- _Problem statement_
Each entry below should be printed exactly, with every image left out.

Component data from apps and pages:
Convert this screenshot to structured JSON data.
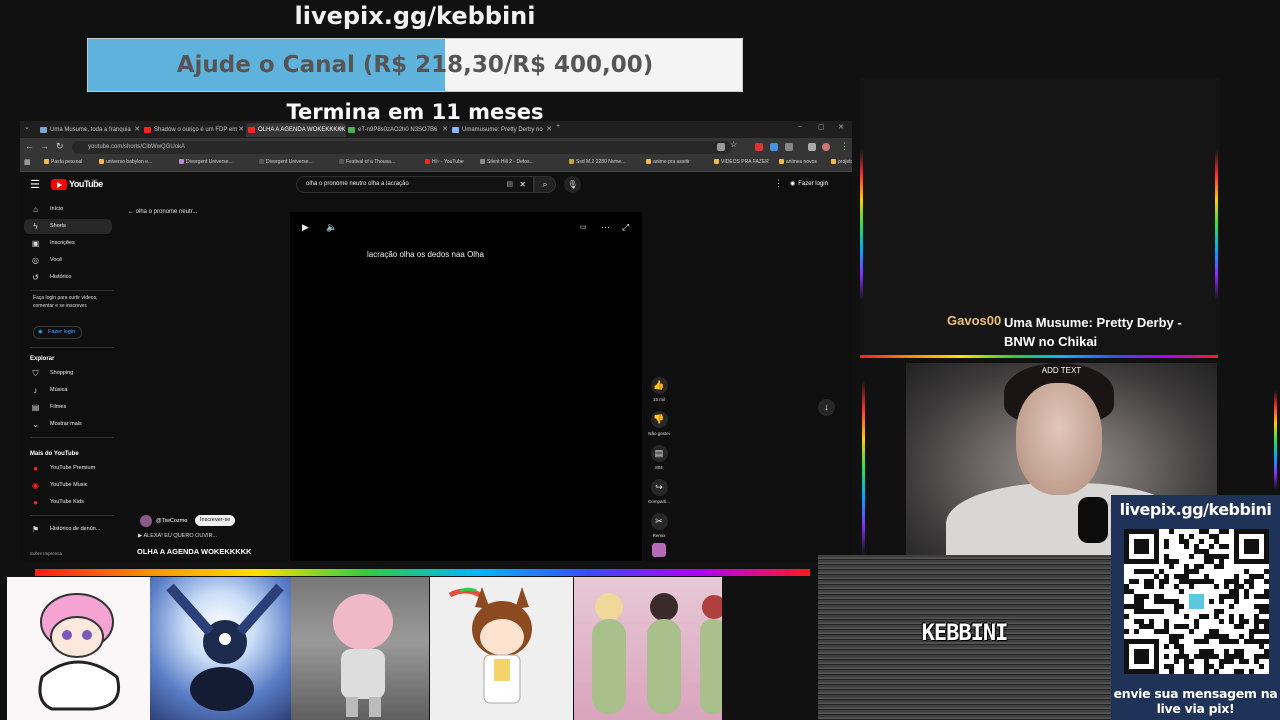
{
  "overlay": {
    "banner_url": "livepix.gg/kebbini",
    "goal_text": "Ajude o Canal (R$ 218,30/R$ 400,00)",
    "goal_progress": 0.5458,
    "ends_text": "Termina em 11 meses"
  },
  "browser": {
    "tabs": [
      {
        "title": "Uma Musume, toda a franquia",
        "icon": "tab-favicon",
        "active": false
      },
      {
        "title": "Shadow o ouriço é um FDP em",
        "icon": "youtube-icon",
        "active": false
      },
      {
        "title": "OLHA A AGENDA WOKEKKKKK",
        "icon": "youtube-icon",
        "active": true
      },
      {
        "title": "eT-n9P8s0zAO2h0 N3SO7B6",
        "icon": "tab-favicon",
        "active": false
      },
      {
        "title": "Umamusume: Pretty Derby no",
        "icon": "tab-favicon",
        "active": false
      }
    ],
    "new_tab": "+",
    "address": "youtube.com/shorts/ClbWwQGUokA",
    "bookmarks": [
      "Pasta pessoal",
      "universo babylon e...",
      "Divergent Universe...",
      "Divergent Universe...",
      "Festival of a Thousa...",
      "Hi~ - YouTube",
      "Silent Hill 2 - Detos...",
      "Ssd M.2 2280 Nvme...",
      "anime pra assitir",
      "VIDEOS PRA FAZER",
      "animes novos",
      "projeto rpg"
    ]
  },
  "youtube": {
    "logo_text": "YouTube",
    "logo_sup": "BR",
    "search_query": "olha o pronome neutro olha a lacração",
    "login_label": "Fazer login",
    "sidebar": {
      "main": [
        {
          "label": "Início",
          "icon": "home-icon"
        },
        {
          "label": "Shorts",
          "icon": "shorts-icon",
          "selected": true
        },
        {
          "label": "Inscrições",
          "icon": "subscriptions-icon"
        },
        {
          "label": "Você",
          "icon": "you-icon"
        },
        {
          "label": "Histórico",
          "icon": "history-icon"
        }
      ],
      "login_note": "Faça login para curtir vídeos, comentar e se inscrever.",
      "login_button": "Fazer login",
      "explore_heading": "Explorar",
      "explore": [
        {
          "label": "Shopping",
          "icon": "shopping-icon"
        },
        {
          "label": "Música",
          "icon": "music-icon"
        },
        {
          "label": "Filmes",
          "icon": "film-icon"
        },
        {
          "label": "Mostrar mais",
          "icon": "chevron-down-icon"
        }
      ],
      "more_heading": "Mais do YouTube",
      "more": [
        {
          "label": "YouTube Premium",
          "icon": "youtube-premium-icon"
        },
        {
          "label": "YouTube Music",
          "icon": "youtube-music-icon"
        },
        {
          "label": "YouTube Kids",
          "icon": "youtube-kids-icon"
        }
      ],
      "report_history": "Histórico de denún...",
      "footer": "Sobre   Imprensa"
    },
    "back_label": "olha o pronome neutr...",
    "short": {
      "caption": "lacração olha os dedos naa Olha",
      "channel": "@TiwCozmo",
      "subscribe": "Inscrever-se",
      "music": "ALEXA! EU QUERO OUVIR...",
      "title": "OLHA A AGENDA WOKEKKKKK",
      "actions": [
        {
          "label": "15 mil",
          "icon": "thumbs-up-icon"
        },
        {
          "label": "Não gostei",
          "icon": "thumbs-down-icon"
        },
        {
          "label": "804",
          "icon": "comment-icon"
        },
        {
          "label": "Comparti...",
          "icon": "share-icon"
        },
        {
          "label": "Remix",
          "icon": "remix-icon"
        }
      ]
    }
  },
  "stream": {
    "now_playing_user": "Gavos00",
    "now_playing_song": "Uma Musume: Pretty Derby - BNW no Chikai",
    "webcam_label": "ADD TEXT",
    "pix_url": "livepix.gg/kebbini",
    "pix_message": "envie sua mensagem na live via pix!",
    "static_name": "KEBBINI"
  }
}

- _Task solution_
Convert this screenshot to structured JSON data.
{
  "overlay": {
    "banner_url": "livepix.gg/kebbini",
    "goal_text": "Ajude o Canal (R$ 218,30/R$ 400,00)",
    "goal_progress": 0.5458,
    "ends_text": "Termina em 11 meses"
  },
  "browser": {
    "tabs": [
      {
        "title": "Uma Musume, toda a franquia",
        "icon": "tab-favicon",
        "active": false
      },
      {
        "title": "Shadow o ouriço é um FDP em",
        "icon": "youtube-icon",
        "active": false
      },
      {
        "title": "OLHA A AGENDA WOKEKKKKK",
        "icon": "youtube-icon",
        "active": true
      },
      {
        "title": "eT-n9P8s0zAO2h0 N3SO7B6",
        "icon": "tab-favicon",
        "active": false
      },
      {
        "title": "Umamusume: Pretty Derby no",
        "icon": "tab-favicon",
        "active": false
      }
    ],
    "new_tab": "+",
    "address": "youtube.com/shorts/ClbWwQGUokA",
    "bookmarks": [
      "Pasta pessoal",
      "universo babylon e...",
      "Divergent Universe...",
      "Divergent Universe...",
      "Festival of a Thousa...",
      "Hi~ - YouTube",
      "Silent Hill 2 - Detos...",
      "Ssd M.2 2280 Nvme...",
      "anime pra assitir",
      "VIDEOS PRA FAZER",
      "animes novos",
      "projeto rpg"
    ]
  },
  "youtube": {
    "logo_text": "YouTube",
    "logo_sup": "BR",
    "search_query": "olha o pronome neutro olha a lacração",
    "login_label": "Fazer login",
    "sidebar": {
      "main": [
        {
          "label": "Início",
          "icon": "home-icon"
        },
        {
          "label": "Shorts",
          "icon": "shorts-icon",
          "selected": true
        },
        {
          "label": "Inscrições",
          "icon": "subscriptions-icon"
        },
        {
          "label": "Você",
          "icon": "you-icon"
        },
        {
          "label": "Histórico",
          "icon": "history-icon"
        }
      ],
      "login_note": "Faça login para curtir vídeos, comentar e se inscrever.",
      "login_button": "Fazer login",
      "explore_heading": "Explorar",
      "explore": [
        {
          "label": "Shopping",
          "icon": "shopping-icon"
        },
        {
          "label": "Música",
          "icon": "music-icon"
        },
        {
          "label": "Filmes",
          "icon": "film-icon"
        },
        {
          "label": "Mostrar mais",
          "icon": "chevron-down-icon"
        }
      ],
      "more_heading": "Mais do YouTube",
      "more": [
        {
          "label": "YouTube Premium",
          "icon": "youtube-premium-icon"
        },
        {
          "label": "YouTube Music",
          "icon": "youtube-music-icon"
        },
        {
          "label": "YouTube Kids",
          "icon": "youtube-kids-icon"
        }
      ],
      "report_history": "Histórico de denún...",
      "footer": "Sobre   Imprensa"
    },
    "back_label": "olha o pronome neutr...",
    "short": {
      "caption": "lacração olha os dedos naa Olha",
      "channel": "@TiwCozmo",
      "subscribe": "Inscrever-se",
      "music": "ALEXA! EU QUERO OUVIR...",
      "title": "OLHA A AGENDA WOKEKKKKK",
      "actions": [
        {
          "label": "15 mil",
          "icon": "thumbs-up-icon"
        },
        {
          "label": "Não gostei",
          "icon": "thumbs-down-icon"
        },
        {
          "label": "804",
          "icon": "comment-icon"
        },
        {
          "label": "Comparti...",
          "icon": "share-icon"
        },
        {
          "label": "Remix",
          "icon": "remix-icon"
        }
      ]
    }
  },
  "stream": {
    "now_playing_user": "Gavos00",
    "now_playing_song": "Uma Musume: Pretty Derby - BNW no Chikai",
    "webcam_label": "ADD TEXT",
    "pix_url": "livepix.gg/kebbini",
    "pix_message": "envie sua mensagem na live via pix!",
    "static_name": "KEBBINI"
  }
}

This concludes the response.